Yet somehow, now, I am the proud mother of a thriving succulent, Elysium, boxed leaf Euonymus, a tomato plant, a Croton, and a tree.
(If anyone knows the name of the tree on the bottom, please let me know)
What is the secret of my newfound knowledge? Let them do their thing. Only help them out (water, soil) when it looks like they need it. Letting them be was something I didn’t want to accept before. I wanted to fix them before they were broken. I didn’t give them a chance to know what thirst was before I smothered them with my love.
I was editing a short story (for the millionth time) to submit to a journal, and I realized I was digging around sentence-level deep, trimming nouns, adjectives, and adverbs like a Norelco on nitrous. And I wondered, at what point is it too much? At what point do we need to just let it go
so it can breathe? Like a good port. Like a first-born child on their first day of school (nobody cares by the second one, right?). This is why we have to walk away from our work. I don’t know yet how much I mutilated that short story, because I’m afraid to look at it, but I think I might have done something akin to the time I killed one of my plants by giving it Gatorade as a plant food substitute. What? It’s got sugars…electrolytes. Okay, that was my early green-thumbing-it days, people. And it was like 4 drops! How was I supposed to know plants were intolerant to Cool Blue Gatorade?
Anyway, here are 5 ways to free your inner bard without the invasive, mouth-breathing editorial projection of ourselves in our ears–or was smothering mother the metaphor we were going with?–destroying something before it has the chance to live.
• Timed-writing: I am that naughty writer that reads what I just wrote before continuing on. It’s a problem. Timed-writing helps though, because I feel the crunch and just let my fingers fly on the keyboard. It has the potential to unearth things you might have otherwise censored if you were allowing your inner editor to fill your writing space with his onion breath.
• Free-writing: Do this in conjunction with the first one or without a timer. It helps. Seriously.
• Write long-hand: Something about this method of composition, also, discussed here, opens up creativity channels you never dreamed you could access. When writing like this, you are more likely to not only be more concise with your writing because of the hand cramps, but more natural and less likely to go back and brave your horrific handwriting (is that just me?) to reread, risking premature editing.
• Music: One word, two syllables: Pandora. Be careful with that Dubstep though. You don’t want this to happen.

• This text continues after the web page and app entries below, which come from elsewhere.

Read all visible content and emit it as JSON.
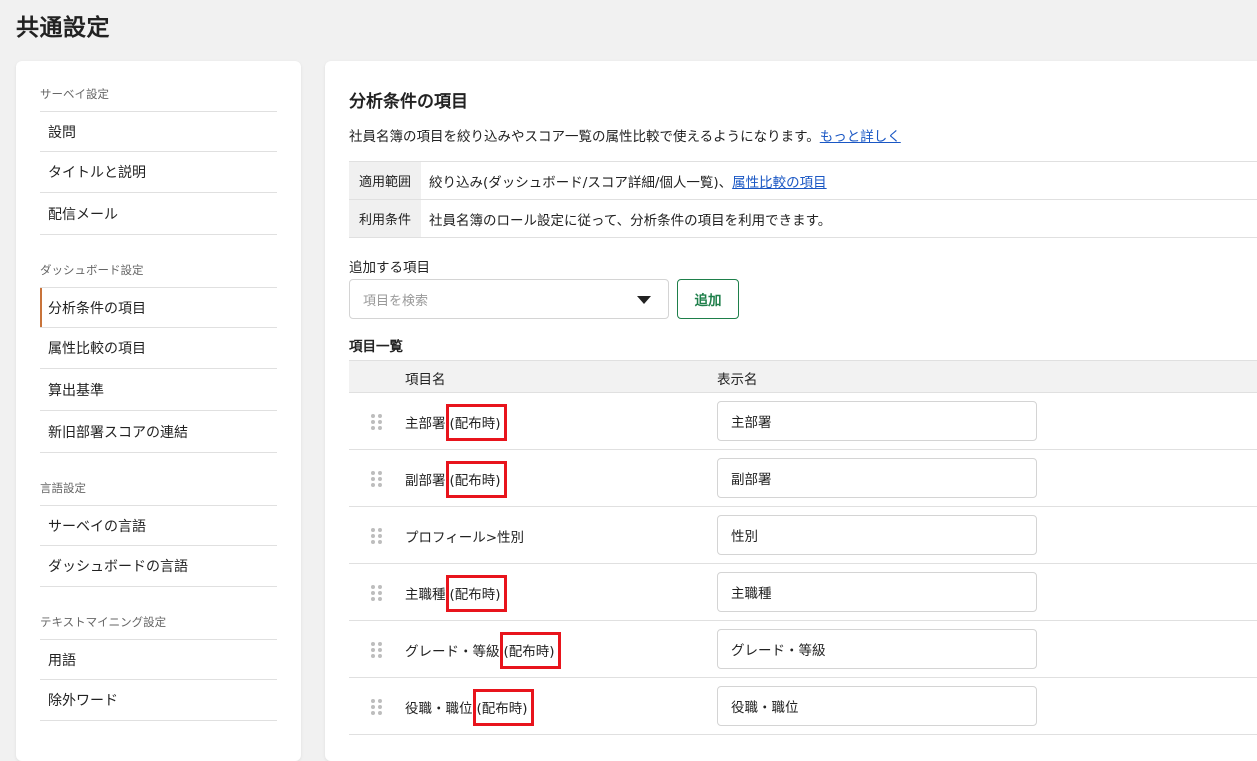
{
  "page_title": "共通設定",
  "sidebar": {
    "sections": [
      {
        "title": "サーベイ設定",
        "items": [
          "設問",
          "タイトルと説明",
          "配信メール"
        ]
      },
      {
        "title": "ダッシュボード設定",
        "items": [
          "分析条件の項目",
          "属性比較の項目",
          "算出基準",
          "新旧部署スコアの連結"
        ]
      },
      {
        "title": "言語設定",
        "items": [
          "サーベイの言語",
          "ダッシュボードの言語"
        ]
      },
      {
        "title": "テキストマイニング設定",
        "items": [
          "用語",
          "除外ワード"
        ]
      }
    ],
    "active_item": "分析条件の項目",
    "active_color": "#c8733a"
  },
  "main": {
    "title": "分析条件の項目",
    "description": "社員名簿の項目を絞り込みやスコア一覧の属性比較で使えるようになります。",
    "description_link": "もっと詳しく",
    "info": [
      {
        "key": "適用範囲",
        "value": "絞り込み(ダッシュボード/スコア詳細/個人一覧)、",
        "link": "属性比較の項目"
      },
      {
        "key": "利用条件",
        "value": "社員名簿のロール設定に従って、分析条件の項目を利用できます。",
        "link": ""
      }
    ],
    "add_label": "追加する項目",
    "search_placeholder": "項目を検索",
    "add_button": "追加",
    "list_title": "項目一覧",
    "columns": {
      "name": "項目名",
      "display": "表示名"
    },
    "rows": [
      {
        "name": "主部署",
        "suffix": "(配布時)",
        "display": "主部署"
      },
      {
        "name": "副部署",
        "suffix": "(配布時)",
        "display": "副部署"
      },
      {
        "name": "プロフィール>性別",
        "suffix": "",
        "display": "性別"
      },
      {
        "name": "主職種",
        "suffix": "(配布時)",
        "display": "主職種"
      },
      {
        "name": "グレード・等級",
        "suffix": "(配布時)",
        "display": "グレード・等級"
      },
      {
        "name": "役職・職位",
        "suffix": "(配布時)",
        "display": "役職・職位"
      }
    ],
    "highlight_color": "#e8141c",
    "link_color": "#1a57c4",
    "button_color": "#1e7f4a"
  }
}
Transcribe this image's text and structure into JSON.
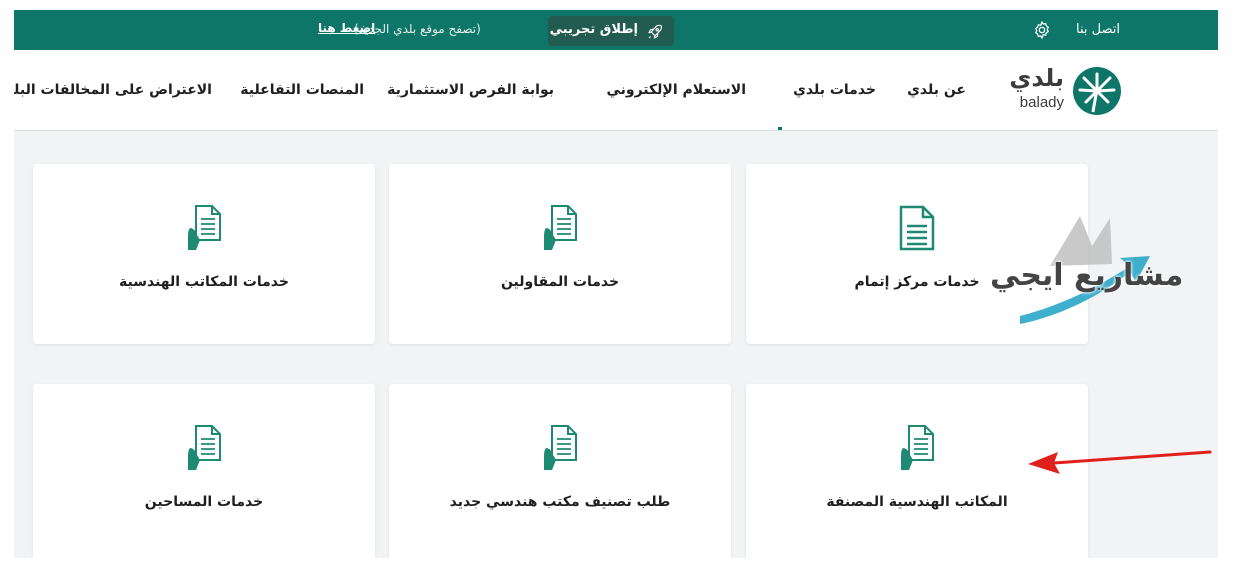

• Imbibing? Just kidding. Unplug: This may not seem relevant, but hear me out. My inner editor jumps out all the time—“what’s the word for that again? Look it up” or “You should probably know a little more before you start writing about that, Poser”—taking me away from my work. If you shut down access to the web and all the many distractions that come with it, or at least restrict yourself, you set yourself up for unhindered writing time. With Facebook, Tumblr, Pinterest, Instagram, and Twitter constantly pulling on your attention, you will return to your writing and reread what you just wrote to remind yourself what the deuce you were doing, which leads to unwanted editing. See the connection?
Recently, I developed an addiction to Twitter as I have started to understand how great of a platform it is for writers to connect with each other. But it’s time to set a limit on Twitter usage of once a day for less than an hour, ideally. I’ll let you know if I make progress with this.
So unplug. Silence your phone and tell the others in your house that you’re going away for a while. Or, it could be as simple as hiding distractions on your screen. I found this free app called Poe that clears everything from your screen while you write. I already have Scrivener which does that too, but Poe boasted a word count and timer feature I got all aquiver about. You have to scroll over the charms and click the word count charm to see the time clock and word count goals, which I guess is kind of good since you’re trying to avoid distractions anyway. Scrivener has been unable to replace Microsoft Word in my heart as my old standby word processor, for whatever damn reason, but Poe is nice when I really want to block everything out. Beware the wonky formatting.
Have any tricks to add to shut that snarky inner editor up? Add them in the comments. Or if mine helped you see the light, let me know. Whatever you do, get a handle on that inner editor now, or Samuel L. Jackson will find you.